In the class­room, Hur­ley taught World His­tory II, cover­ing from the Fall of the Ro­man Em­pire to the French Rev­o­lu­tion. Let's just say he had a bet­ter han­dle on teach­ing man-to-man de­fense than about Napoleon. He would check out Wikipedia be­fore walk­ing into class.

"Ob­vi­ously, I had to learn it on the fly be­cause I was a gen­eral stud­ies ma­jor at Seton Hall," Hur­ley said. "I just love be­ing around young peo­ple. I get en­er­gized by be­ing around kids. ... Plus, you un­der­stand the ver­nac­u­lar what these kids are talk­ing about nowa­days. Other­wise, I'd be com­pletely lost.

"... Those ex­pe­ri­ences, I'll never for­get it. The close­ness you de­velop, the re­la­tion­ships. Then the climb.
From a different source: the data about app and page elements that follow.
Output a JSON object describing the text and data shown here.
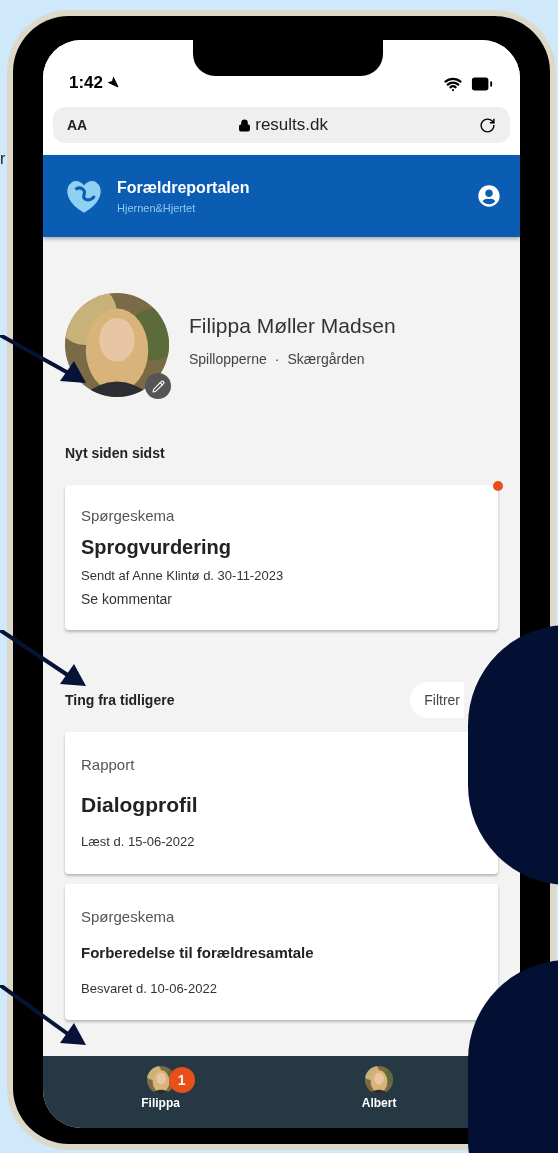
{
  "edge_text": "r",
  "status_bar": {
    "time": "1:42"
  },
  "browser": {
    "text_size_button": "AA",
    "url": "results.dk"
  },
  "app_header": {
    "title": "Forældreportalen",
    "subtitle": "Hjernen&Hjertet"
  },
  "profile": {
    "name": "Filippa Møller Madsen",
    "group": "Spillopperne",
    "separator": "·",
    "location": "Skærgården"
  },
  "sections": [
    {
      "heading": "Nyt siden sidst",
      "cards": [
        {
          "kind": "featured",
          "type": "Spørgeskema",
          "title": "Sprogvurdering",
          "detail": "Sendt af Anne Klintø d. 30-11-2023",
          "link": "Se kommentar",
          "unread": true
        }
      ]
    },
    {
      "heading": "Ting fra tidligere",
      "filter_button": "Filtrer",
      "cards": [
        {
          "kind": "large",
          "type": "Rapport",
          "title": "Dialogprofil",
          "detail": "Læst d. 15-06-2022"
        },
        {
          "kind": "compact",
          "type": "Spørgeskema",
          "title": "Forberedelse til forældresamtale",
          "detail": "Besvaret d. 10-06-2022"
        }
      ]
    }
  ],
  "bottom_nav": [
    {
      "label": "Filippa",
      "badge": "1"
    },
    {
      "label": "Albert"
    }
  ]
}
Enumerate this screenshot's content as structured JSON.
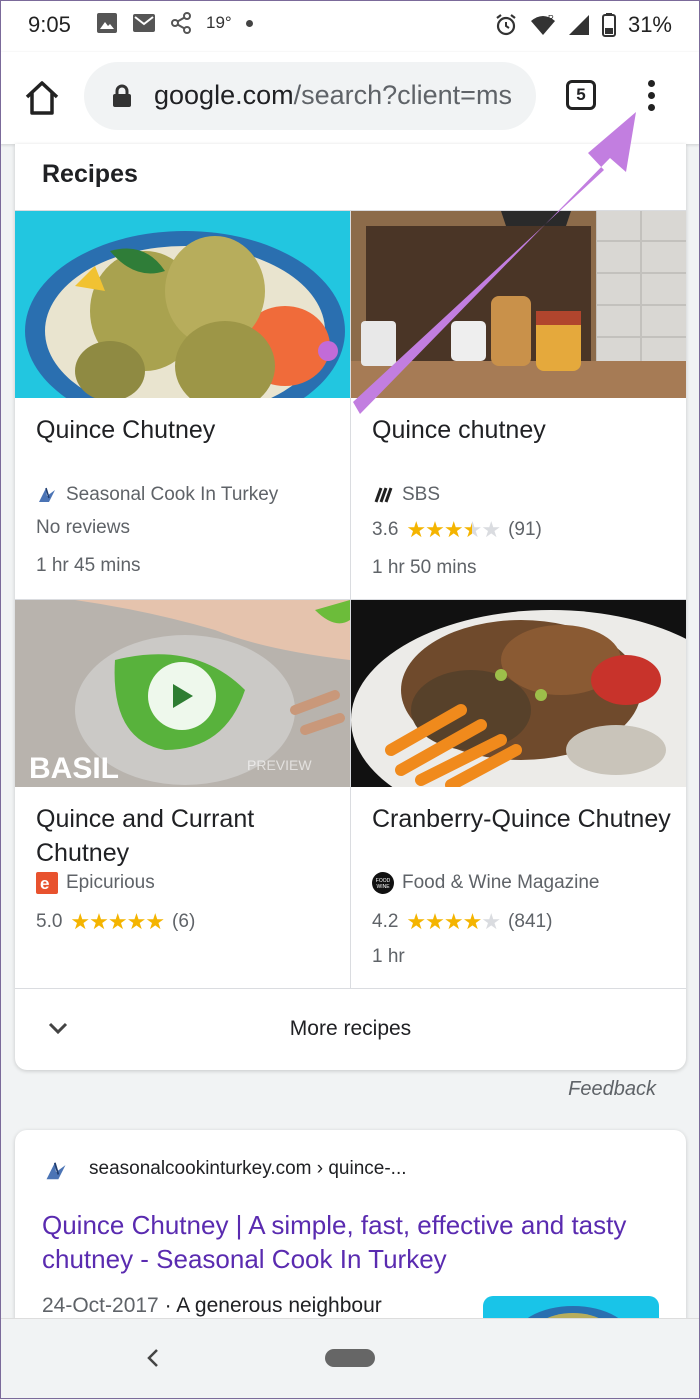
{
  "status_bar": {
    "time": "9:05",
    "temperature": "19°",
    "battery": "31%",
    "network_badge": "R"
  },
  "browser": {
    "url_host": "google.com",
    "url_path": "/search?client=ms",
    "tab_count": "5"
  },
  "recipes": {
    "heading": "Recipes",
    "items": [
      {
        "title": "Quince Chutney",
        "source": "Seasonal Cook In Turkey",
        "reviews_text": "No reviews",
        "time": "1 hr 45 mins"
      },
      {
        "title": "Quince chutney",
        "source": "SBS",
        "rating": "3.6",
        "rating_value": 3.6,
        "review_count": "(91)",
        "time": "1 hr 50 mins"
      },
      {
        "title": "Quince and Currant Chutney",
        "source": "Epicurious",
        "rating": "5.0",
        "rating_value": 5.0,
        "review_count": "(6)",
        "thumb_overlay_text": "BASIL",
        "thumb_watermark": "PREVIEW"
      },
      {
        "title": "Cranberry-Quince Chutney",
        "source": "Food & Wine Magazine",
        "rating": "4.2",
        "rating_value": 4.2,
        "review_count": "(841)",
        "time": "1 hr",
        "source_icon_text": "FOOD WINE"
      }
    ],
    "more_label": "More recipes"
  },
  "feedback_label": "Feedback",
  "result": {
    "breadcrumb": "seasonalcookinturkey.com › quince-...",
    "title": "Quince Chutney | A simple, fast, effective and tasty chutney - Seasonal Cook In Turkey",
    "date": "24-Oct-2017",
    "snippet": " · A generous neighbour"
  },
  "colors": {
    "link": "#5a2bb0",
    "star": "#f4b400",
    "arrow": "#c27ee0"
  }
}
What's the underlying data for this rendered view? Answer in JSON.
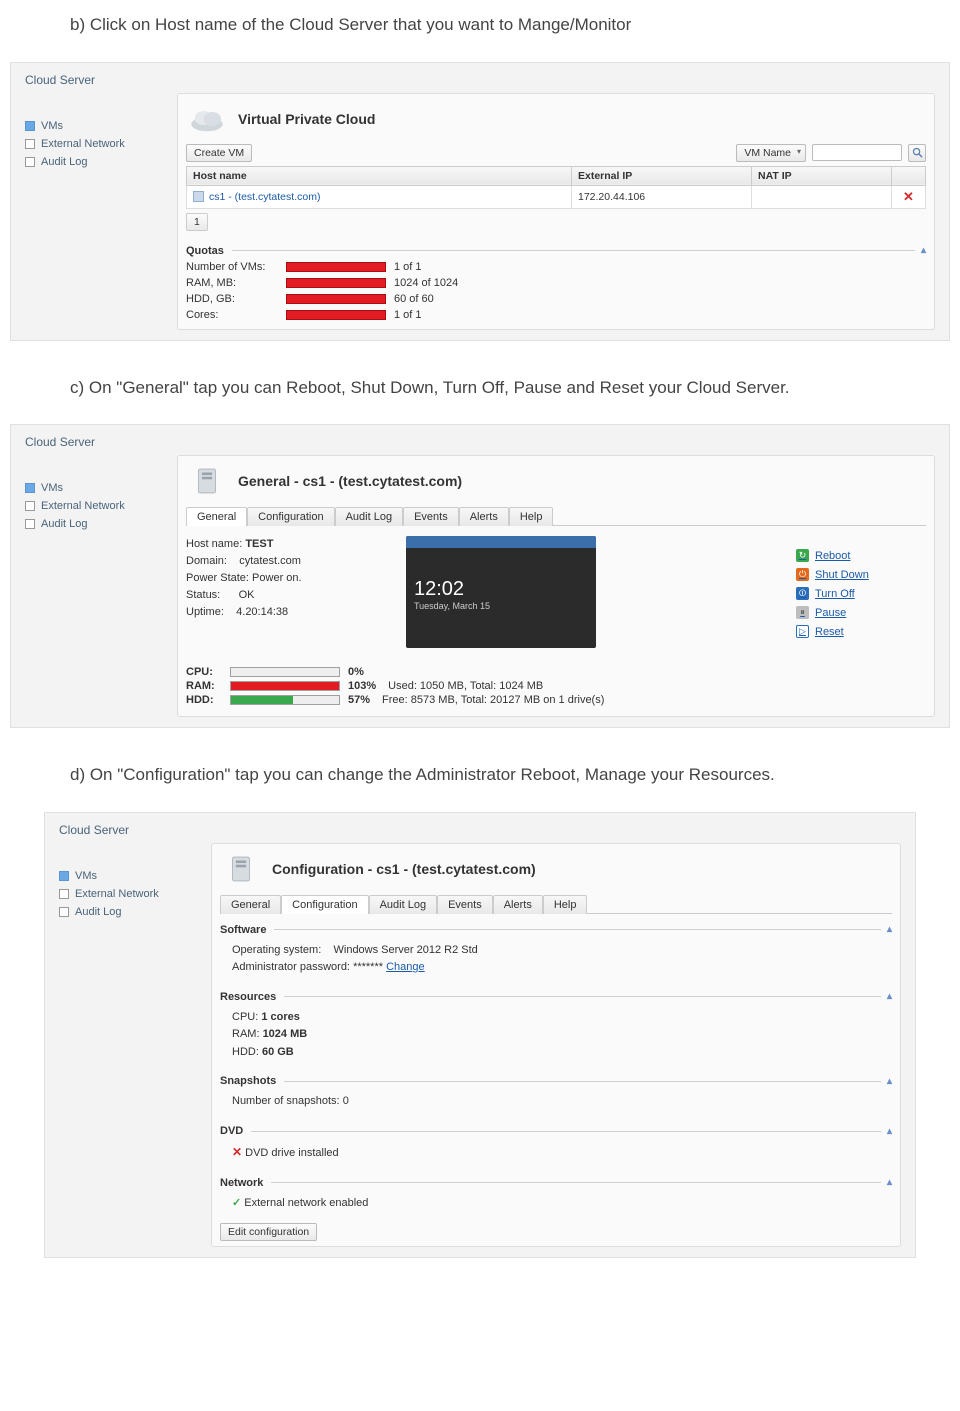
{
  "instructions": {
    "b": "b) Click on Host name of the Cloud Server that you want to Mange/Monitor",
    "c": "c) On \"General\" tap you can Reboot, Shut Down, Turn Off, Pause and Reset your Cloud Server.",
    "d": "d) On \"Configuration\" tap you can change the Administrator Reboot, Manage your Resources."
  },
  "commonSidebar": {
    "title": "Cloud Server",
    "items": [
      {
        "label": "VMs",
        "checked": true
      },
      {
        "label": "External Network",
        "checked": false
      },
      {
        "label": "Audit Log",
        "checked": false
      }
    ]
  },
  "panel1": {
    "header": "Virtual Private Cloud",
    "toolbar": {
      "createVm": "Create VM",
      "filterSel": "VM Name"
    },
    "tableHeaders": {
      "host": "Host name",
      "ext": "External IP",
      "nat": "NAT IP"
    },
    "row": {
      "host": "cs1 - (test.cytatest.com)",
      "ext": "172.20.44.106",
      "nat": ""
    },
    "pager": "1",
    "quotasTitle": "Quotas",
    "quotas": [
      {
        "label": "Number of VMs:",
        "value": "1 of 1"
      },
      {
        "label": "RAM, MB:",
        "value": "1024 of 1024"
      },
      {
        "label": "HDD, GB:",
        "value": "60 of 60"
      },
      {
        "label": "Cores:",
        "value": "1 of 1"
      }
    ]
  },
  "tabsList": [
    "General",
    "Configuration",
    "Audit Log",
    "Events",
    "Alerts",
    "Help"
  ],
  "panel2": {
    "header": "General - cs1 - (test.cytatest.com)",
    "activeTab": 0,
    "info": {
      "hostLabel": "Host name:",
      "host": "TEST",
      "domainLabel": "Domain:",
      "domain": "cytatest.com",
      "powerLabel": "Power State:",
      "power": "Power on.",
      "statusLabel": "Status:",
      "status": "OK",
      "uptimeLabel": "Uptime:",
      "uptime": "4.20:14:38"
    },
    "thumb": {
      "clock": "12:02",
      "date": "Tuesday, March 15"
    },
    "actions": [
      {
        "name": "reboot",
        "label": "Reboot",
        "cls": "reboot",
        "glyph": "↻"
      },
      {
        "name": "shutdown",
        "label": "Shut Down",
        "cls": "shut",
        "glyph": "⏻"
      },
      {
        "name": "turnoff",
        "label": "Turn Off",
        "cls": "off",
        "glyph": "⏼"
      },
      {
        "name": "pause",
        "label": "Pause",
        "cls": "pause",
        "glyph": "⏸"
      },
      {
        "name": "reset",
        "label": "Reset",
        "cls": "reset",
        "glyph": "▷"
      }
    ],
    "usage": [
      {
        "label": "CPU:",
        "pct": "0%",
        "w": 0,
        "color": "#d6d6d6",
        "note": ""
      },
      {
        "label": "RAM:",
        "pct": "103%",
        "w": 100,
        "color": "#e31b23",
        "note": "Used: 1050 MB, Total: 1024 MB"
      },
      {
        "label": "HDD:",
        "pct": "57%",
        "w": 57,
        "color": "#3aa84c",
        "note": "Free: 8573 MB, Total: 20127 MB on 1 drive(s)"
      }
    ]
  },
  "panel3": {
    "header": "Configuration - cs1 - (test.cytatest.com)",
    "activeTab": 1,
    "software": {
      "title": "Software",
      "osLabel": "Operating system:",
      "os": "Windows Server 2012 R2 Std",
      "pwLabel": "Administrator password:",
      "pwMask": "*******",
      "change": "Change"
    },
    "resources": {
      "title": "Resources",
      "cpuLabel": "CPU:",
      "cpu": "1 cores",
      "ramLabel": "RAM:",
      "ram": "1024 MB",
      "hddLabel": "HDD:",
      "hdd": "60 GB"
    },
    "snapshots": {
      "title": "Snapshots",
      "countLabel": "Number of snapshots:",
      "count": "0"
    },
    "dvd": {
      "title": "DVD",
      "statusGlyph": "✕",
      "status": "DVD drive installed"
    },
    "network": {
      "title": "Network",
      "statusGlyph": "✓",
      "status": "External network enabled"
    },
    "editBtn": "Edit configuration"
  }
}
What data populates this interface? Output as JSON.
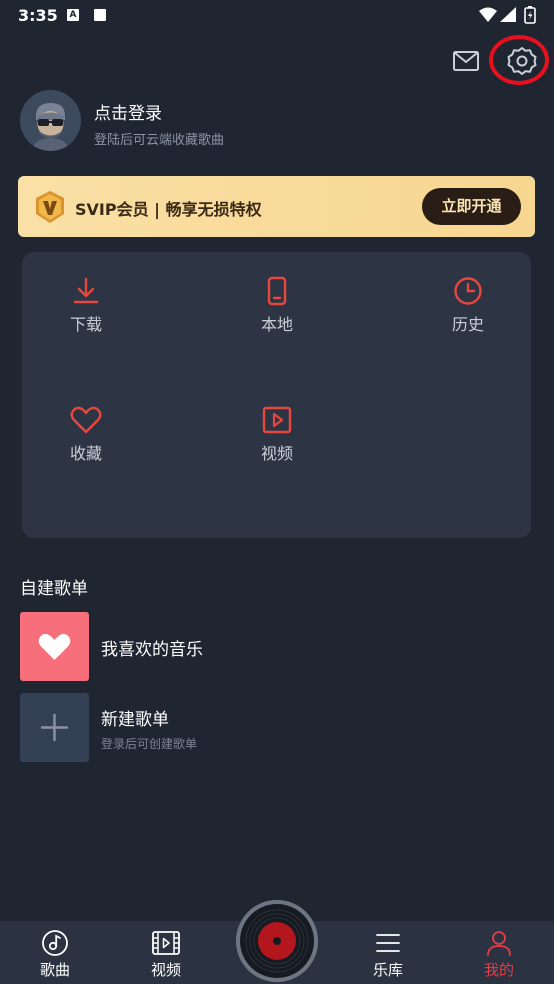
{
  "status_bar": {
    "time": "3:35",
    "indicator_letter": "A"
  },
  "header": {
    "mail_icon": "mail-icon",
    "settings_icon": "gear-icon"
  },
  "profile": {
    "title": "点击登录",
    "subtitle": "登陆后可云端收藏歌曲"
  },
  "svip": {
    "text": "SVIP会员 | 畅享无损特权",
    "button": "立即开通"
  },
  "grid": {
    "items": [
      {
        "label": "下载",
        "icon": "download-icon"
      },
      {
        "label": "本地",
        "icon": "phone-icon"
      },
      {
        "label": "历史",
        "icon": "clock-icon"
      },
      {
        "label": "收藏",
        "icon": "heart-icon"
      },
      {
        "label": "视频",
        "icon": "video-play-icon"
      }
    ]
  },
  "playlists": {
    "section_title": "自建歌单",
    "favorite": {
      "name": "我喜欢的音乐"
    },
    "create": {
      "name": "新建歌单",
      "subtitle": "登录后可创建歌单"
    }
  },
  "bottom_nav": {
    "items": [
      {
        "label": "歌曲",
        "icon": "music-note-icon"
      },
      {
        "label": "视频",
        "icon": "film-icon"
      },
      {
        "label": "乐库",
        "icon": "menu-icon"
      },
      {
        "label": "我的",
        "icon": "person-icon",
        "active": true
      }
    ],
    "disc_icon": "vinyl-disc-icon"
  },
  "colors": {
    "background": "#1f2632",
    "accent_red": "#e83a44",
    "highlight_ring": "#e8101e",
    "svip_gold": "#f7d690"
  }
}
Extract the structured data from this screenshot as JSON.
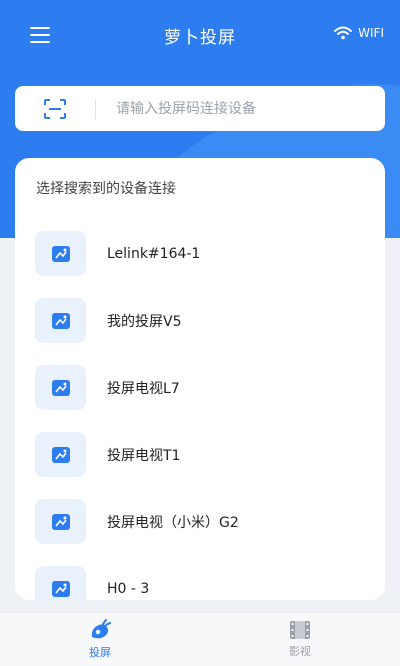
{
  "app": {
    "title": "萝卜投屏",
    "network_label": "WIFI"
  },
  "search": {
    "placeholder": "请输入投屏码连接设备",
    "value": ""
  },
  "devices_card": {
    "title": "选择搜索到的设备连接",
    "devices": [
      {
        "name": "Lelink#164-1"
      },
      {
        "name": "我的投屏V5"
      },
      {
        "name": "投屏电视L7"
      },
      {
        "name": "投屏电视T1"
      },
      {
        "name": "投屏电视（小米）G2"
      },
      {
        "name": "H0 - 3"
      }
    ]
  },
  "nav": {
    "tabs": [
      {
        "label": "投屏",
        "icon": "cast-icon",
        "active": true
      },
      {
        "label": "影视",
        "icon": "film-icon",
        "active": false
      }
    ]
  },
  "colors": {
    "accent": "#2d7df0",
    "background": "#eef1f5",
    "card": "#ffffff",
    "icon_bg": "#e9f1fd"
  }
}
Makes me ap­pre­ci­ate ev­ery part of what this ex­pe­ri­ence is like and kind of where I came from."

Not all his St. Bene­dict me­mories are fond ones.

The Never For­get Trib­ute Clas­sic, which sup­ports the ed­u­ca­tional as­pi­ra­tions of the chil­dren of the vic­tims of the Sept. 11, 2001 ter­ror­ist at­tacks, presents an op­por­tu­nity for Hur­ley to talk about his ex­pe­ri­ence that sad day.

"I re­mem­ber I was teach­ing World His­tory II and looked out the win­dow and you could see the smoke," Hur­ley said. "Be­ing in Ne­wark, you look out and you can see Man­hat­tan there.

"Get­ting within prob­a­bly about 10 min­utes of see­ing the smoke, just be­ing called into the au­di­to­rium and then just the chaos of what was hap­pen­ing on the way into the assem­bly. And then ev­ery­one got dis­missed."

An emo­tional Hur­ley paused be­fore con­tin­u­ing.

Hur­ley said he brought sev­eral in­ter­na­tional stu­dents home with him that day.

Paul Keat­ing, a fire­man and the brother of Hur­ley's friend Jeff, died af­ter head­ing to the World Trade Cen­ter af­ter the first plane crash.

"We all have peo­ple re­lated to us that per­ished that day," Hur­ley said. "Ev­ery­one was af­fected by it and still af­fected by it. Jeff Keat­ing was like a friend of me and my brother's. His brother was a fire­man . ... He ended up dy­ing that day as a hero. There's so many of those types of sto­ries, you just get a chill. You'll get a chill as you get to Satur­day.

"The emo­tion is good, I think. Laugh­ing, be­ing sad, happy. Run­ning the emo­tional gamut, I think is a good thing. I'm no stoic." [email protected]­


UConn coach Dan Hur­ley locks arms with his play­ers dur­ing the na­tional an­them prior to Sun­day’s game against Ari­zona at the XL Cen­ter in Hart­ford. Hur­ley, a New Jersey na­tive, will bring his Huskies to the Gar­den State for the first time to­day to face No. 11 Florida State at the Pru­den­tial Cen­ter in Ne­wark, N.J.


UConn coach Dan Hur­ley yells from the side­line dur­ing the sec­ond half of a game against UMass Low­ell back on Nov. 27 in Storrs. Hur­ley re­turns to New Jersy to­day to lead the Huskies against Florida State.

Newspapers in English

Newspapers from USA

© PressReader. All rights reserved.